D.C. public safety officials will test the technology, but are skeptical that wireless networks will remain open during disasters.
The Homeland Security Department unveiled a pilot program on Wednesday that will allow a city's public safety officials to communicate on one network, without having to purchase additional equipment.
Comment on this article in The Forum.The program, which DHS will test in the District of Columbia, integrates land mobile radio networks that police, firemen and emergency medical service workers use with cell phone broadband networks and wireless Internet devices, including laptops and personal digital assistants.
With the new technology, a public safety official can communicate with personnel in the field using a cell phone, land radio or computer all on the same network.

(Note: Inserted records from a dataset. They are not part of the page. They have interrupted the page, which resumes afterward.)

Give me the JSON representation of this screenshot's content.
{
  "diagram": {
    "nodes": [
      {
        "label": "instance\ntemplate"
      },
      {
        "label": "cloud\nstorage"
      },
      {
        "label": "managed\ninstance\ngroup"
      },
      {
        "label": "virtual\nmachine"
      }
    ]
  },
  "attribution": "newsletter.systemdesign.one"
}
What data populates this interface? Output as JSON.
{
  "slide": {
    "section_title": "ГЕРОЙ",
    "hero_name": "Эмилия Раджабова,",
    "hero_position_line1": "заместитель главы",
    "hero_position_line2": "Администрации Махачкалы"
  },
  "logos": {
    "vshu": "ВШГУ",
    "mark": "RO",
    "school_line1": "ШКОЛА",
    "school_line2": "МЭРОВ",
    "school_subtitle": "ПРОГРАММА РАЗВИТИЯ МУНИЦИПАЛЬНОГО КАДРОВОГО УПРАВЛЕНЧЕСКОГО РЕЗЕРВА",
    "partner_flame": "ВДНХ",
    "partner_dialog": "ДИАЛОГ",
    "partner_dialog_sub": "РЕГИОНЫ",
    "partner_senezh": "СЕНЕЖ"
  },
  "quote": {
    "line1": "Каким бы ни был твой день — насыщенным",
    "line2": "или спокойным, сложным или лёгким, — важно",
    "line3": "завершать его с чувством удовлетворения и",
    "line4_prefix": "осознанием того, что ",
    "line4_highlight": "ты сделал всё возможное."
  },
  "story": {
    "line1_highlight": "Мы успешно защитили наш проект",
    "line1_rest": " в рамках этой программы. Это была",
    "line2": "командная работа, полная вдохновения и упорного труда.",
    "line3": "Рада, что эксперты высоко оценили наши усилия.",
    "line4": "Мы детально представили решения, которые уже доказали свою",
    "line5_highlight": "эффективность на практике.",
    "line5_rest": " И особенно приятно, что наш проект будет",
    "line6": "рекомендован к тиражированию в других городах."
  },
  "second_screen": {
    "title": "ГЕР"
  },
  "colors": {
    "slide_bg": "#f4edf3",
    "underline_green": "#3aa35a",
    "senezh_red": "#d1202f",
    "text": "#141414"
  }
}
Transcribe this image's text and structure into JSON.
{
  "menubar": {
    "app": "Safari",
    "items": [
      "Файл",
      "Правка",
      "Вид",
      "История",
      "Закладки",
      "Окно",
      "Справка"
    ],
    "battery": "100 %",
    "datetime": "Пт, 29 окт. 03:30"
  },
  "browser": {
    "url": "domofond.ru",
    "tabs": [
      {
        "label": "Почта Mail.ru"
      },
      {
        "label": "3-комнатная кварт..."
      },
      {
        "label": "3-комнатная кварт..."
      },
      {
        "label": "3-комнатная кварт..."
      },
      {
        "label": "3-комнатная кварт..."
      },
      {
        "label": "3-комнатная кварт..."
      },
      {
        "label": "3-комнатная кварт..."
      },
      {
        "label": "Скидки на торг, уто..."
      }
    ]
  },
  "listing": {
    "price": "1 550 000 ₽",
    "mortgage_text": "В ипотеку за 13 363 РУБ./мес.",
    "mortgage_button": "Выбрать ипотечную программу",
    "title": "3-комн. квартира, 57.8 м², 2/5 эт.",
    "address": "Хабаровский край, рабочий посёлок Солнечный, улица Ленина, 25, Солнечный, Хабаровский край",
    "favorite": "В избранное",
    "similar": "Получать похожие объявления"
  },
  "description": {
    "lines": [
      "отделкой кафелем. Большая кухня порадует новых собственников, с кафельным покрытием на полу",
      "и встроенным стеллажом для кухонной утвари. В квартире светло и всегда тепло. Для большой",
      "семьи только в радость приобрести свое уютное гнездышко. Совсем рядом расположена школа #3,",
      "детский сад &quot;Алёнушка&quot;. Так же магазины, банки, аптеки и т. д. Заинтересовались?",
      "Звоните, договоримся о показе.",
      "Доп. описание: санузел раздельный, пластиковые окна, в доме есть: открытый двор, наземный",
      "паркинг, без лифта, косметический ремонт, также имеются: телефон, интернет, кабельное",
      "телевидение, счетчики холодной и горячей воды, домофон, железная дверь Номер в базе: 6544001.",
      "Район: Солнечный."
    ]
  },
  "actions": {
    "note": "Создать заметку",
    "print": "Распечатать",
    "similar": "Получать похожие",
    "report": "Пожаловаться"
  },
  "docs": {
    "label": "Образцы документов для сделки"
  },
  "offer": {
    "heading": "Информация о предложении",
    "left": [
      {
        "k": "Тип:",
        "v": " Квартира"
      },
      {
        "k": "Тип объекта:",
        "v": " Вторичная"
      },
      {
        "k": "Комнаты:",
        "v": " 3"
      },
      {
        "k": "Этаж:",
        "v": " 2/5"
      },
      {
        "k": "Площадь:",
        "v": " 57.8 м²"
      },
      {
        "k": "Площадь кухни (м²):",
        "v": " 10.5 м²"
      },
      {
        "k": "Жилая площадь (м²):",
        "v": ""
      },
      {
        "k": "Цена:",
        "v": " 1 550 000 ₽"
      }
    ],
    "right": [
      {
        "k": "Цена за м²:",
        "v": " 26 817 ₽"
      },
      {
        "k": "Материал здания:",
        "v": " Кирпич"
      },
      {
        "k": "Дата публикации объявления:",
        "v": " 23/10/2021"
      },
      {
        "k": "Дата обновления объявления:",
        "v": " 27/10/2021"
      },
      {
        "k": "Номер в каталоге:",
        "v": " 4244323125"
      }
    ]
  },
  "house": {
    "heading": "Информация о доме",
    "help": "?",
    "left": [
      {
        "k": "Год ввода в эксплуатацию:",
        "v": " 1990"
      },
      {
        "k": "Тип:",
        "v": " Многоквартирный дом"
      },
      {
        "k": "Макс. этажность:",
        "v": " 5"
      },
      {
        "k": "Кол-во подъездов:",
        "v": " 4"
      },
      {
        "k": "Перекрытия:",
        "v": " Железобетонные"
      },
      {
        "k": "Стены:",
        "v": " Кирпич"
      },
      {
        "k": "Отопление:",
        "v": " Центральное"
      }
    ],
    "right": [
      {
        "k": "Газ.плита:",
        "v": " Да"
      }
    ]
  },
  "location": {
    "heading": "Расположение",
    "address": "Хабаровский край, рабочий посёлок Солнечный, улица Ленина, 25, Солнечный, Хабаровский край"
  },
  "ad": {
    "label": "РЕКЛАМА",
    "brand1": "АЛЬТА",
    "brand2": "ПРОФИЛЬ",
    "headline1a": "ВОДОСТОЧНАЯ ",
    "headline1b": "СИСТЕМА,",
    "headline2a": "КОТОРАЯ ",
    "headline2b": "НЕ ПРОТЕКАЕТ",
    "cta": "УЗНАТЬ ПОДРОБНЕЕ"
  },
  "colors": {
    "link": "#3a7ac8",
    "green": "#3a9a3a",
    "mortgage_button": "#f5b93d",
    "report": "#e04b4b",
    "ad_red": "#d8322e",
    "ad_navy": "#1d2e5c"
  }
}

The technology also allows them to contact colleagues in different departments or nearby municipalities without reprogramming their radios or having a dispatcher connect them.
In addition, the software can locate personnel using the Global Positioning System and cell phone triangulation so officials can follow the movements of field workers in real time. Officials responding to a disaster can immediately scan an area to see who is nearby and notify them of the situation, regardless of the person's department affiliation or the communication device they use.
The need for better communication between first responders has been an issue for cities ever since the Sept. 11 terrorist attacks, when fire fighters and police could not communicate to coordinate their rescue efforts. Buying new radios that all first responders can use typically has been too costly for most cities.
The program is being conducted through a partnership between DHS and the District of Columbia's Office of the Chief Technology Officer. At a demonstration on Capitol Hill, officials with DHS, the D.C. Fire Department and the program's commercial partners expounded on the advantages of integrating the various methods of communication public safety personnel use.
"Most first responders communicate with radios," said David Boyd, director of the command, control and interoperability division at DHS' Science and Technology Directorate. "We can't afford to replace everything in their infrastructure. That's a pie in the sky notion."
Instead, Boyd said DHS looked for ways to use existing land radio networks while adding new functionality offered by the more advance technologies.
The new technology allows communication between any device such as a cell phone or a laptop with a traditional land radio, using Internet protocol. That allows departments and cities with smaller budgets to use some facets of the new technology without necessarily replacing their existing radio network.
Deputy Fire Chief Demetrios Vlassopoulos, chief information officer for Washington's Fire and EMS department, said the technology will inspire innovative ways to communicate with other emergency response organizations. "We have traditionally done a good job building our own systems," Vlassopoulos said. "We need to a better job communicating with each other and leveraging our resources."
While enthusiastic about the potential of the new technology, Vlassopoulos said D.C. firefighters would not be using the equipment soon. Ensuring voice communications are available during a disaster was top priority for emergency response personnel and without assurances from commercial wireless carriers that public safety officials would have priority access to wireless networks during times of disaster, those officials could not relinquish their land radio networks, he said.
"The experience with every major emergency in the U.S. is that commercial [wireless networks] aren't there a few minutes" after the disaster, said Vlassopoulos. The load on a wireless network during a crisis often constrains communications, something that does not happen to radio networks, he said.
Every follow-up report about a response to a crisis mentions communication between various public safety entities is problematic, Vlassopoulos said. "The fact remains, will it be there for us on -- God forbid -- another bad day?" he asked. "We need that guarantee."
If the pilot program is successful, DHS plans to roll it out in other cities. The department is attempting to convince commercial wireless carriers and radio manufacturers to embrace a common set of standards for public safety officials that will allow interoperability with much greater ease.